Collect the lines of the entries where "CTRL" shows up.

★ ★ ★ ★ ★ ★ ★

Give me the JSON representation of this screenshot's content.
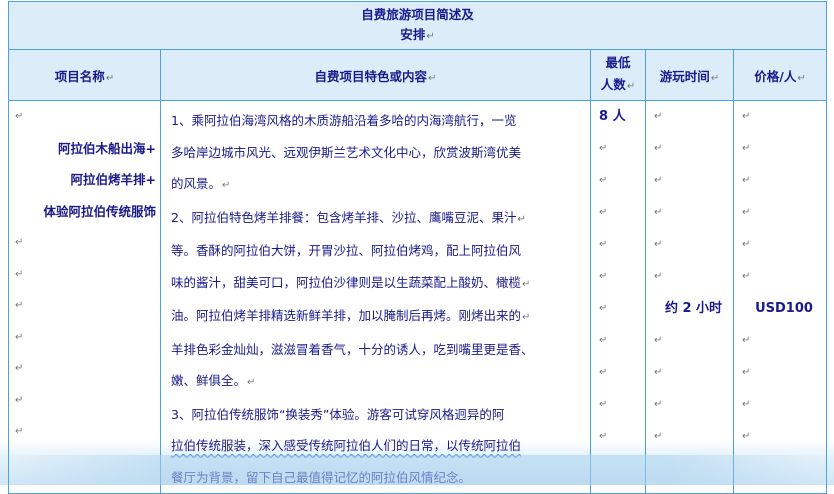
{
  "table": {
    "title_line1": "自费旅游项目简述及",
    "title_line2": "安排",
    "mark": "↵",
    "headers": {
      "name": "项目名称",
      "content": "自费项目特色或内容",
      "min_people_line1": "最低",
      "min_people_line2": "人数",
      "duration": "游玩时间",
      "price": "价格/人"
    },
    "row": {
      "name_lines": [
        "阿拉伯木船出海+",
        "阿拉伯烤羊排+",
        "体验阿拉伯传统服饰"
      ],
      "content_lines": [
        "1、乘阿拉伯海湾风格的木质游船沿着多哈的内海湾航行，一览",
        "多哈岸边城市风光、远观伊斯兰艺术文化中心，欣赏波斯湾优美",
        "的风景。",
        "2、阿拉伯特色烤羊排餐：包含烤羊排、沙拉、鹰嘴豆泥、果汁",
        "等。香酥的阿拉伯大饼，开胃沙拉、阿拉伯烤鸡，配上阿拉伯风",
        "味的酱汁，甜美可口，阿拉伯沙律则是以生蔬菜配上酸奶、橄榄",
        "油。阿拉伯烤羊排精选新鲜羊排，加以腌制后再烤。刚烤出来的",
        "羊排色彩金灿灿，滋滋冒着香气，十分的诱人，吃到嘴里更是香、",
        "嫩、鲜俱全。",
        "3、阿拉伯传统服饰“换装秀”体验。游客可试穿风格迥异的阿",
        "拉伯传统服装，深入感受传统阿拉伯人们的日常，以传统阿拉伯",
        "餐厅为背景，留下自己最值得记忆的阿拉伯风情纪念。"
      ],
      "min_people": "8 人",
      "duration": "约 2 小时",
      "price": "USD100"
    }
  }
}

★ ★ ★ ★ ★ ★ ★

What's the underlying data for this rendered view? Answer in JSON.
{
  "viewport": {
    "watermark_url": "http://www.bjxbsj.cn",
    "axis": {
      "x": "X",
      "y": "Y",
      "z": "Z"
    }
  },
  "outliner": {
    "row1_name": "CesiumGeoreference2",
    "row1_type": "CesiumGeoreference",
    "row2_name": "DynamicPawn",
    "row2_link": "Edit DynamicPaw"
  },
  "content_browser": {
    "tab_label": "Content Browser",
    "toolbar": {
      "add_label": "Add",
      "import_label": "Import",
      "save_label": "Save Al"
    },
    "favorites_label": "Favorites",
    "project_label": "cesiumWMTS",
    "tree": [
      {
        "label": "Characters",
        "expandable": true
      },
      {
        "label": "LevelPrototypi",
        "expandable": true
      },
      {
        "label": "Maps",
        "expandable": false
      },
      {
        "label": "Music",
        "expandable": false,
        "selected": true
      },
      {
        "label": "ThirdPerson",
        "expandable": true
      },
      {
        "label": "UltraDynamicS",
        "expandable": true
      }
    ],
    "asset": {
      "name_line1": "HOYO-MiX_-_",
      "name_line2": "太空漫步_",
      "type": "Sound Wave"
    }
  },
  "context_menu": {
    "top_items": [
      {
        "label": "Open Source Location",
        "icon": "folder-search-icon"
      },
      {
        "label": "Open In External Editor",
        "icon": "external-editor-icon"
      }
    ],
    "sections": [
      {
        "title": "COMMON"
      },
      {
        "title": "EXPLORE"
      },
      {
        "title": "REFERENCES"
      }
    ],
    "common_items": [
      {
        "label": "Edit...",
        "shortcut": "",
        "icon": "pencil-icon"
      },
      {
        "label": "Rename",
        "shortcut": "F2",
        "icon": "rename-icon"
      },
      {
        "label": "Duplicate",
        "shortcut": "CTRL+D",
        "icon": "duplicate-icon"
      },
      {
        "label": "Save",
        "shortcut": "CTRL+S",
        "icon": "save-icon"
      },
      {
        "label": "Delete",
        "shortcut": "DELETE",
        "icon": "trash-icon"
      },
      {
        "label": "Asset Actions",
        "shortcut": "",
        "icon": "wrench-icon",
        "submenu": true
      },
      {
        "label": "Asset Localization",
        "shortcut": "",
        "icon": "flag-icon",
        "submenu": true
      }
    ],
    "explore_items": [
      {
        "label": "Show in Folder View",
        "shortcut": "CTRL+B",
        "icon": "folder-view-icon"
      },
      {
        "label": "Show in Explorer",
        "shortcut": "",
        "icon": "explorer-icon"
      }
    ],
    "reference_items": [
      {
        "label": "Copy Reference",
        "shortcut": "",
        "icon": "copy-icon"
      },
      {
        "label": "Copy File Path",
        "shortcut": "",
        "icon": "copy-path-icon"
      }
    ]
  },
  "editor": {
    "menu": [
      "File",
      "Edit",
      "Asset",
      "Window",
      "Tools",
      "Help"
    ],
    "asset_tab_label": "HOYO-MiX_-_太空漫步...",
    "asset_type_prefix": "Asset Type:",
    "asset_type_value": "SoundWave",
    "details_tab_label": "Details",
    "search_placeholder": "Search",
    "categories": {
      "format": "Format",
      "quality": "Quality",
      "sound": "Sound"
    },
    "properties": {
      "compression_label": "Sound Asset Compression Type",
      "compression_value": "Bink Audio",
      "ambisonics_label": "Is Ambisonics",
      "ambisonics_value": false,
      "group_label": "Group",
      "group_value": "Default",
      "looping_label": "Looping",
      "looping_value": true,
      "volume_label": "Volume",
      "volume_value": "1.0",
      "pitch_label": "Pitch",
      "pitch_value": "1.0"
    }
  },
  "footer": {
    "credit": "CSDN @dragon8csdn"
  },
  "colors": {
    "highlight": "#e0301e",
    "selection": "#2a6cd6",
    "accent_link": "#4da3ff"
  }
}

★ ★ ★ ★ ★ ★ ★

> **RESPONSE**:
        "shortcut": "CTRL+D",
        "shortcut": "CTRL+S",
        "shortcut": "CTRL+B",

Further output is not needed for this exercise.